* _Data_

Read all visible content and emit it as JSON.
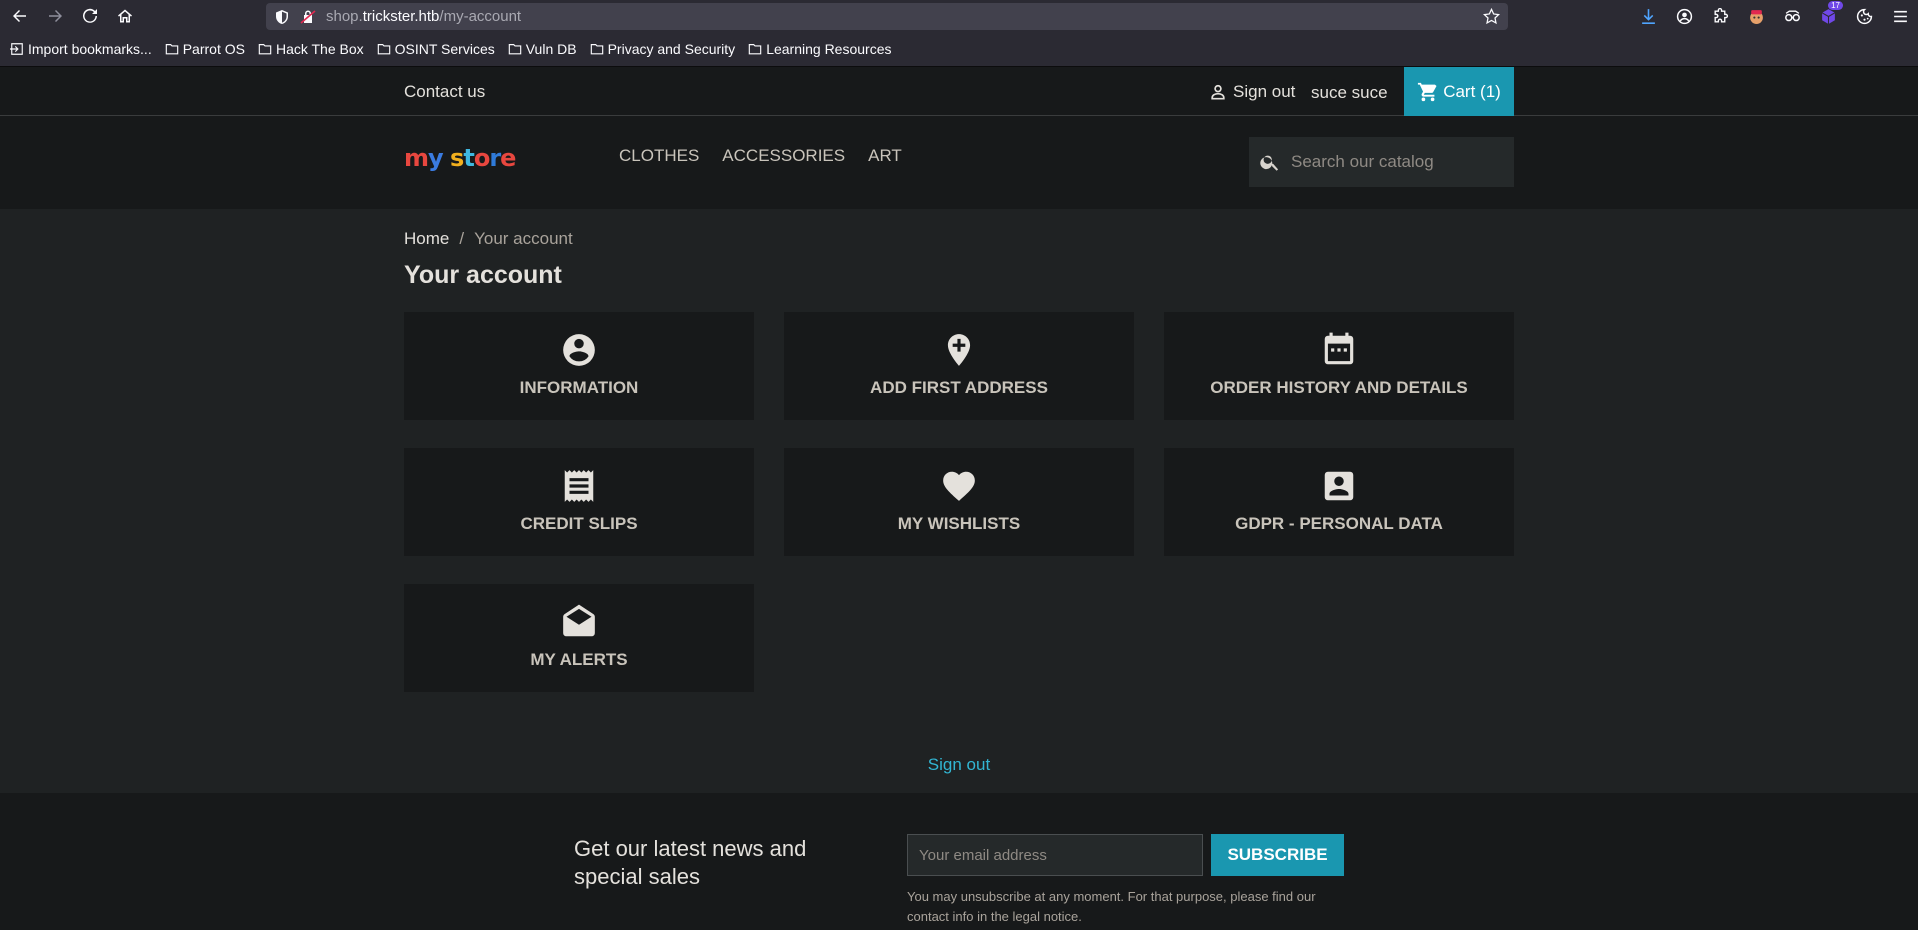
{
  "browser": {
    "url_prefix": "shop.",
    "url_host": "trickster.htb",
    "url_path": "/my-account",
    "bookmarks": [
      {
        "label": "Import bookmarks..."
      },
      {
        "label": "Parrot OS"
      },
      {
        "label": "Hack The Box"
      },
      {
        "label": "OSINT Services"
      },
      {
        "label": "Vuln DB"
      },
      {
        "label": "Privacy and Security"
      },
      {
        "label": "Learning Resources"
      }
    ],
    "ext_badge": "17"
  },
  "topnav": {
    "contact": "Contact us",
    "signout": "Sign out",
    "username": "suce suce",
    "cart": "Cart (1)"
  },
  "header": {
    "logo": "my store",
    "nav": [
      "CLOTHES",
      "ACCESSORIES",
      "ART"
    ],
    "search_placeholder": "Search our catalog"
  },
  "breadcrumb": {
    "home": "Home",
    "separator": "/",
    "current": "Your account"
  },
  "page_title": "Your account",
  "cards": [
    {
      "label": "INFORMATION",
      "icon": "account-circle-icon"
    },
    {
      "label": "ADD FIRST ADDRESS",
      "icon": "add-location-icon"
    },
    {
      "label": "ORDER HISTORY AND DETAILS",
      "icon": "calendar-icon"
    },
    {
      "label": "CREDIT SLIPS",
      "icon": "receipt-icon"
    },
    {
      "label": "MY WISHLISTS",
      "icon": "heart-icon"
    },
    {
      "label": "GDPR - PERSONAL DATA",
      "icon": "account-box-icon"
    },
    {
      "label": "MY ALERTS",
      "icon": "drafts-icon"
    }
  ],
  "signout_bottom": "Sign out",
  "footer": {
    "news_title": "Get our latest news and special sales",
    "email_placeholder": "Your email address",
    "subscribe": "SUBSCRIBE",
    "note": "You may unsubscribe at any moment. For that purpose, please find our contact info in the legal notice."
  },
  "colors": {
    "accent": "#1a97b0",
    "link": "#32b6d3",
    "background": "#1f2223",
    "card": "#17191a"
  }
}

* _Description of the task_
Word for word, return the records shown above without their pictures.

* _Written solution_
Read all visible content and emit it as JSON.
{
  "browser": {
    "url_prefix": "shop.",
    "url_host": "trickster.htb",
    "url_path": "/my-account",
    "bookmarks": [
      {
        "label": "Import bookmarks..."
      },
      {
        "label": "Parrot OS"
      },
      {
        "label": "Hack The Box"
      },
      {
        "label": "OSINT Services"
      },
      {
        "label": "Vuln DB"
      },
      {
        "label": "Privacy and Security"
      },
      {
        "label": "Learning Resources"
      }
    ],
    "ext_badge": "17"
  },
  "topnav": {
    "contact": "Contact us",
    "signout": "Sign out",
    "username": "suce suce",
    "cart": "Cart (1)"
  },
  "header": {
    "logo": "my store",
    "nav": [
      "CLOTHES",
      "ACCESSORIES",
      "ART"
    ],
    "search_placeholder": "Search our catalog"
  },
  "breadcrumb": {
    "home": "Home",
    "separator": "/",
    "current": "Your account"
  },
  "page_title": "Your account",
  "cards": [
    {
      "label": "INFORMATION",
      "icon": "account-circle-icon"
    },
    {
      "label": "ADD FIRST ADDRESS",
      "icon": "add-location-icon"
    },
    {
      "label": "ORDER HISTORY AND DETAILS",
      "icon": "calendar-icon"
    },
    {
      "label": "CREDIT SLIPS",
      "icon": "receipt-icon"
    },
    {
      "label": "MY WISHLISTS",
      "icon": "heart-icon"
    },
    {
      "label": "GDPR - PERSONAL DATA",
      "icon": "account-box-icon"
    },
    {
      "label": "MY ALERTS",
      "icon": "drafts-icon"
    }
  ],
  "signout_bottom": "Sign out",
  "footer": {
    "news_title": "Get our latest news and special sales",
    "email_placeholder": "Your email address",
    "subscribe": "SUBSCRIBE",
    "note": "You may unsubscribe at any moment. For that purpose, please find our contact info in the legal notice."
  },
  "colors": {
    "accent": "#1a97b0",
    "link": "#32b6d3",
    "background": "#1f2223",
    "card": "#17191a"
  }
}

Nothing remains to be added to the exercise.